* [WHAT YOU HAVE TO DO]: Go through the data line by line. Copy each one holding the string "JSON".

Entries from a dataset of interfaces:
↓↓↓

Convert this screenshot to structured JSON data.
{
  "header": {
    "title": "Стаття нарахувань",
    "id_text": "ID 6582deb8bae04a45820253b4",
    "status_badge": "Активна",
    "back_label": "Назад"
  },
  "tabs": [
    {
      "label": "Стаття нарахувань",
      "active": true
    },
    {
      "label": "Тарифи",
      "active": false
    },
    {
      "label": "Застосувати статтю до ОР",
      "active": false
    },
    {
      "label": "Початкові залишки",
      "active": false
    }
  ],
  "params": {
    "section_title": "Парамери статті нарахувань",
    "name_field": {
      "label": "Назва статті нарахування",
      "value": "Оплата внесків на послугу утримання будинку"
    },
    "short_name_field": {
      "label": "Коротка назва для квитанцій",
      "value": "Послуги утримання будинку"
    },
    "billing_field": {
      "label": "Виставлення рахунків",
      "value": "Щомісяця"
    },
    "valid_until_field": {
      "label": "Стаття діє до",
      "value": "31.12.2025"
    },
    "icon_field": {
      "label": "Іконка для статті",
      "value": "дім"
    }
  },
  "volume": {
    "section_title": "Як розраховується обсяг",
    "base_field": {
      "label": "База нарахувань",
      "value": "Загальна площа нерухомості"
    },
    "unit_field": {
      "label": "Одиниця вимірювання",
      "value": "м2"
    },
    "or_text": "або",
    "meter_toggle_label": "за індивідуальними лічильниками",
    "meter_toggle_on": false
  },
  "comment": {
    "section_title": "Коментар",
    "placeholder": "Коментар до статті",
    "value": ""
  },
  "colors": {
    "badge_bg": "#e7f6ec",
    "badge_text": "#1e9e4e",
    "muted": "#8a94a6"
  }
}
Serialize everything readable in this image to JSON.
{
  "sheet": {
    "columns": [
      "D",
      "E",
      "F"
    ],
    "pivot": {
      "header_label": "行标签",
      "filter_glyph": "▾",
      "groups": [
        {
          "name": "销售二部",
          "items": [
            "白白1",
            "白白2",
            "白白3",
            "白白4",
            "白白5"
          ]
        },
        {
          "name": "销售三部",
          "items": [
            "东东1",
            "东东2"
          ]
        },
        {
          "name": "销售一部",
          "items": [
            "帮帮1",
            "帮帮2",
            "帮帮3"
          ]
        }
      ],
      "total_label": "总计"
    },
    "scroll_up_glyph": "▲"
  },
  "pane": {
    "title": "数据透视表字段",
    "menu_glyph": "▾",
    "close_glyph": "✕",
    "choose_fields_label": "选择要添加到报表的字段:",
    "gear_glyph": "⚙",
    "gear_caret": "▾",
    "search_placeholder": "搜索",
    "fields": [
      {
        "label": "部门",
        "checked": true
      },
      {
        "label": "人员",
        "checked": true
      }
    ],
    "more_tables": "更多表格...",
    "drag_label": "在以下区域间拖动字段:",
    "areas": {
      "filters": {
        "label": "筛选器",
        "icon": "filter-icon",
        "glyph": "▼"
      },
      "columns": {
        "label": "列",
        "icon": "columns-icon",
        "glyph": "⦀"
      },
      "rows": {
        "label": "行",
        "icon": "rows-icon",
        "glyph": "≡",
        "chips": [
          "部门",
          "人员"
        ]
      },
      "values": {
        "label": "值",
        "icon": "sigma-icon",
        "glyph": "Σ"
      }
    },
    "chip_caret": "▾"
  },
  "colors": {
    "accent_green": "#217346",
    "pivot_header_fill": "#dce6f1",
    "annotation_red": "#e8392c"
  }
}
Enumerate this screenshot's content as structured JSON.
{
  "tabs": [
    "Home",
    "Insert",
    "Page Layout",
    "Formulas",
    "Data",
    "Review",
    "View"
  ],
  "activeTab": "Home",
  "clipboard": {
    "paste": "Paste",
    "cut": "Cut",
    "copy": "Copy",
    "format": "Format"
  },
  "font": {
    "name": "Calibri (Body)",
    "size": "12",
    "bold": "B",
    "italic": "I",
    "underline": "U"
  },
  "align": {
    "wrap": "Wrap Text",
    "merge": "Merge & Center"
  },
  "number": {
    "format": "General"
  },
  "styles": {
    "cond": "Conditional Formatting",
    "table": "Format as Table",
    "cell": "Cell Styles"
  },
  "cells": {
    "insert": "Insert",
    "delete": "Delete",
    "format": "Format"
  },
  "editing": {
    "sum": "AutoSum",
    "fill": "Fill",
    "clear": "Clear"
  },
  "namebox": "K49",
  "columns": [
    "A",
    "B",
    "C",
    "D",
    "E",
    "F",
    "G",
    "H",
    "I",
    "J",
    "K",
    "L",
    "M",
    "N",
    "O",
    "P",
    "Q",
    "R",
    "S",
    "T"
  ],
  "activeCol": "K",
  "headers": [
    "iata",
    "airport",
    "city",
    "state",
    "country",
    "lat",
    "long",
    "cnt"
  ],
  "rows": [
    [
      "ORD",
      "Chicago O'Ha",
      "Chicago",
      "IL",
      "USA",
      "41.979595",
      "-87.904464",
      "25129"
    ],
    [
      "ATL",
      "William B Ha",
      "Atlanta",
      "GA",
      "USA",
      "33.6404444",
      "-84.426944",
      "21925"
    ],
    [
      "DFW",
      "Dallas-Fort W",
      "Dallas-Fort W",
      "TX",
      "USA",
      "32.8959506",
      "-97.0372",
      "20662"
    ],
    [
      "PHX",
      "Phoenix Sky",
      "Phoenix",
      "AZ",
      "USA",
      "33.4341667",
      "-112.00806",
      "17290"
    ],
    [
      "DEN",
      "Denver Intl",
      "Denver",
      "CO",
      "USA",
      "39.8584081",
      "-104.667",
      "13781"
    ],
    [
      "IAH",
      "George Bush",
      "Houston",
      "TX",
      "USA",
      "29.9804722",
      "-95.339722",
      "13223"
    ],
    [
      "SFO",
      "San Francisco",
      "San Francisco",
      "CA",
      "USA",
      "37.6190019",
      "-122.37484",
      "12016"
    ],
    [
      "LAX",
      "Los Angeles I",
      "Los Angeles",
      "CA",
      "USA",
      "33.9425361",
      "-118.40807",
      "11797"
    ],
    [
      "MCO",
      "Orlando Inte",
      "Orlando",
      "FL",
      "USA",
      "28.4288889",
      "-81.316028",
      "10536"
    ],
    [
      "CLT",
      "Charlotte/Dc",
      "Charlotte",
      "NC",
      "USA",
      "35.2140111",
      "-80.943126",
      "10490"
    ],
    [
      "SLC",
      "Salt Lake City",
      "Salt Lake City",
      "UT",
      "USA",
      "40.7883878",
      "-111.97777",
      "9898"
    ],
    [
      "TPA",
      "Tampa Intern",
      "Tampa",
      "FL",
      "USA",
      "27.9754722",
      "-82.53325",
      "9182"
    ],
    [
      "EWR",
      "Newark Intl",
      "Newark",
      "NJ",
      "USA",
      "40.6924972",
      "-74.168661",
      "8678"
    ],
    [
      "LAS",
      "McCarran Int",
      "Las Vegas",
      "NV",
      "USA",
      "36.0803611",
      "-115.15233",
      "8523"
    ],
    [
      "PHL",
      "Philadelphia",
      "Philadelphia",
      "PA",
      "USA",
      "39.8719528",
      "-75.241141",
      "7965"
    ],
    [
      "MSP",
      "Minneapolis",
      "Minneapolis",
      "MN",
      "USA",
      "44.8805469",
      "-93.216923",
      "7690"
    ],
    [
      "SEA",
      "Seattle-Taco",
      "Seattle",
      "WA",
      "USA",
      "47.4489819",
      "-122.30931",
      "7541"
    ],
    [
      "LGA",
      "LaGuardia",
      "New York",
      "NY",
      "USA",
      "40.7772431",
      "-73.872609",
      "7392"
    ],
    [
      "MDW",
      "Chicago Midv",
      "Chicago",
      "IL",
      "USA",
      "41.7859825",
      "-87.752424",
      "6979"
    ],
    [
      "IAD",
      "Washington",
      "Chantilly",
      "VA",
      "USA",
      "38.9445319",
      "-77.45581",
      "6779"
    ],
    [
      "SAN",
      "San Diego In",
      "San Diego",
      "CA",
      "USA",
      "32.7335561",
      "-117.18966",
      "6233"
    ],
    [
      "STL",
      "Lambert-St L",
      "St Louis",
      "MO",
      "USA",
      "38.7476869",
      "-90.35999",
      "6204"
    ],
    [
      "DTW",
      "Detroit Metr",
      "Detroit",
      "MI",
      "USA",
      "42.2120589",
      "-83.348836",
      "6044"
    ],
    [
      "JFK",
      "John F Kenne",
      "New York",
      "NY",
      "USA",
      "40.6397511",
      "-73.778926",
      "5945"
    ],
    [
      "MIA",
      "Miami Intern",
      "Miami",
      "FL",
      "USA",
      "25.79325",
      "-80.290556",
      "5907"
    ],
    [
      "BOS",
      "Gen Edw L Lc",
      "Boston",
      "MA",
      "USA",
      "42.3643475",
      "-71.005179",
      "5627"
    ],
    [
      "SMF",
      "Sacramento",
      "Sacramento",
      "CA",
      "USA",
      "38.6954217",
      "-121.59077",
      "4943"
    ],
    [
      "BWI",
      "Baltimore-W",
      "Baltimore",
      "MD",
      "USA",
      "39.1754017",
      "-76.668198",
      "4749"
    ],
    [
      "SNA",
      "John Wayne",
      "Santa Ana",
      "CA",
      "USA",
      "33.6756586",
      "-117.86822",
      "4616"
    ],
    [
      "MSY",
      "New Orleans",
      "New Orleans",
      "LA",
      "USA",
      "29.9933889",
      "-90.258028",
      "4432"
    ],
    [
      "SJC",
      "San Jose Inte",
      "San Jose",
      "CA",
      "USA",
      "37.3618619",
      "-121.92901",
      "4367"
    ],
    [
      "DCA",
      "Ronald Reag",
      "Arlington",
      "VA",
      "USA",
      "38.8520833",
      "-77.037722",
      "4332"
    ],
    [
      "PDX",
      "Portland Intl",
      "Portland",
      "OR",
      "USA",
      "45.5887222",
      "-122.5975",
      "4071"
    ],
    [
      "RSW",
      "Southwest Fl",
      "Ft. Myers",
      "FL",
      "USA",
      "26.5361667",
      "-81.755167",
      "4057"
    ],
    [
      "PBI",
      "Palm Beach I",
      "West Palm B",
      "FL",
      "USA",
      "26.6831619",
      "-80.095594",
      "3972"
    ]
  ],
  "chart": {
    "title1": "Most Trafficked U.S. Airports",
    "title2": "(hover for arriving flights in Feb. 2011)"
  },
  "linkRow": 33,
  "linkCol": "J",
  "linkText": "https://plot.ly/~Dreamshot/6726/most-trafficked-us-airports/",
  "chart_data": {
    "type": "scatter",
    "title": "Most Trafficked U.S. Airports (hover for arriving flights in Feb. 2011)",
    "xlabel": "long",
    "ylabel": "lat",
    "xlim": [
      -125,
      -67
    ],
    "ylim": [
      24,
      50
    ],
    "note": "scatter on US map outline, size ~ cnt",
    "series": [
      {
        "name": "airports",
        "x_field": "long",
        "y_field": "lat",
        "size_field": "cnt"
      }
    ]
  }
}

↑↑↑

* [EXERCISE RESPONSE]:
Convert this screenshot to structured JSON data.
Serialize everything readable in this image to JSON.
Enumerate this screenshot's content as structured JSON.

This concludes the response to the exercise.